A Chippewa Street bar that has been deemed a “public menace” and a “detriment” to the popular entertainment district has been evicted from its Delaware Avenue home after a new landlord terminated its lease for nonpayment.
Therese Hickok, spokeswoman for Uniland Development Co., said the Amherst-based real estate company abruptly canceled the lease for Big Bad Wolf at 252 Delaware Ave. The bar had been identified as a source of trouble by police and other city leaders.
Most recently, two people were fatally shot in separate incidents Aug. 19 and Oct. 13 near or in the rear parking lot of the bar.
“It was terminated because they were in default, and they no longer have the right to occupy the property,” Hickok said. She declined to elaborate or to comment on whether the decision was related to the bar’s legal troubles. Uniland acquired the building, known as the Delaware Court Building, in September.
Police reacted favorably to news of the eviction. “We have had issues with that property, and hopefully in the future it won’t be repeated,” Police Commissioner Daniel Derenda said Wednesday.
However, Kirk Kubiak, the bar’s owner, challenged both Uniland’s right to evict the business and the allegations against his business.
He said he found out about the eviction at about 4 a.m. Wednesday when he went to the club and found the locks had been changed.
He said Uniland had failed to follow proper legal procedures, including notifying him of the default and their planned eviction and then seeking a court order.
“They didn’t serve us papers, they didn’t take us to court. They just locked the doors,” he said, adding that his offer to pay the back rent now was rejected. “They claim that they notified us, but they never did. It seems like everyone is trying to get us shut down.”
Before the shootings, the bar had been cited and temporarily closed in June for allowing two underage girls inside. The business opened last November.
Central District Police Chief Brian K. Patterson has said the bar requires “a disproportionate amount of police protection” to break up weekly fights both inside and outside.
But Kubiak denied that. “They make it sound like we have fights every night, which we don’t. They’re making up a whole bunch of lies,” he said. “Besides the shooting, we haven’t had an incident in a month or two months.”
He also accused the police of “harassing us nonstop” by stationing officers and cars outside. He said the first shooting victim had actually left Big Bad Wolf, gone to another bar and a pizza place, and then around the corner, and was shot a block away from his club. He said he has tried to cooperate with the authorities, providing police with “full access to my employees” and the bar’s video, as well as the names of people in the club.

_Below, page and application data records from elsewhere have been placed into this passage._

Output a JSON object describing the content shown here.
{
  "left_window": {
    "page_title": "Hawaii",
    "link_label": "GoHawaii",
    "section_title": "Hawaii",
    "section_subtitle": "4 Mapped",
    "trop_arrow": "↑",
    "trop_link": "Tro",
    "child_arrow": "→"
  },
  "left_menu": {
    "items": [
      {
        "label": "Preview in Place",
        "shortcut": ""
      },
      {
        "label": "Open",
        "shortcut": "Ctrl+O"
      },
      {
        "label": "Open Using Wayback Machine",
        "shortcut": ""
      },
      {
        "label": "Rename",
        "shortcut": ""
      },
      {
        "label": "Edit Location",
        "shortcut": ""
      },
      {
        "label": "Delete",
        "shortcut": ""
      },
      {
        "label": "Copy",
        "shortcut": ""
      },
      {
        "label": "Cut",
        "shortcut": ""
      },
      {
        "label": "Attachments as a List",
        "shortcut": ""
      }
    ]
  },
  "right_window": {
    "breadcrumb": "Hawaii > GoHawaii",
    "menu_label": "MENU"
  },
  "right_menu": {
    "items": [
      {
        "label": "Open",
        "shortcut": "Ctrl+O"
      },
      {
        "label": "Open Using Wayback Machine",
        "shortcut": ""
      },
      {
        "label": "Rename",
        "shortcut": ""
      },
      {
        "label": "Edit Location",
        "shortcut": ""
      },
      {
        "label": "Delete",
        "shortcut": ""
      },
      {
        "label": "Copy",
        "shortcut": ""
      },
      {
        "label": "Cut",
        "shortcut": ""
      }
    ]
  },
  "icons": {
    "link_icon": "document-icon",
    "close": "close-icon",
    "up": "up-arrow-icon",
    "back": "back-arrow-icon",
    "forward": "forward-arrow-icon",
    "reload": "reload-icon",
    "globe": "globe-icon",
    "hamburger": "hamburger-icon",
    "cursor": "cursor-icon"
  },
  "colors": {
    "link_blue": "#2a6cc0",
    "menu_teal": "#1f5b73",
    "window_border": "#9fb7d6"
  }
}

Kubiak also complained that Patterson allowed his police-issued permit to expire late last Friday after Kubiak’s check to the police bounced and that police then drove up and abruptly shut down the bar in the middle of a happy hour party for real estate agents. A city hearing on the matter will be held at 10 a.m. today.
Meanwhile, family members of the second victim, Roderick Peoples, have offered a $500 reward for any information in helping find the individual or individuals responsible for the killing. Anyone with information is asked to call or text the department’s confidential TIP-CALL line at 847-2255 or submit information via the “Report a Tip” function on the department’s website, www.bpdny.org.
Speaking at the monthly Buffalo Place board meeting Wednesday, Patterson said the biggest issue for police downtown right now is “rooting out bad clubs” in the Chippewa district. There are about 20 clubs in the area, but three of them account for 80 to 85 percent of the trouble.
“They want to make a fast buck, rent space [for parties] to the highest bidder and hope nothing happens,” he said, declining to identify them.
Patterson said police are seeing “less violence in clubs and more order outside clubs” without the “commingling” that used to occur when underage patrons were allowed into bars. New city regulations have essentially stopped the practice, although the Rev. Darius Pridgen, a Common Council member who represents the area, said he understands several clubs are seeking to challenge the city’s new rule.
“It has to stay this way. We’ve seen a change in behavior in downtown,” Pridgen said. “If we can just get the bad actors out, we’ll see improvement.”
News Staff Reporter Lou Michel contributed to this report. email: email@example.com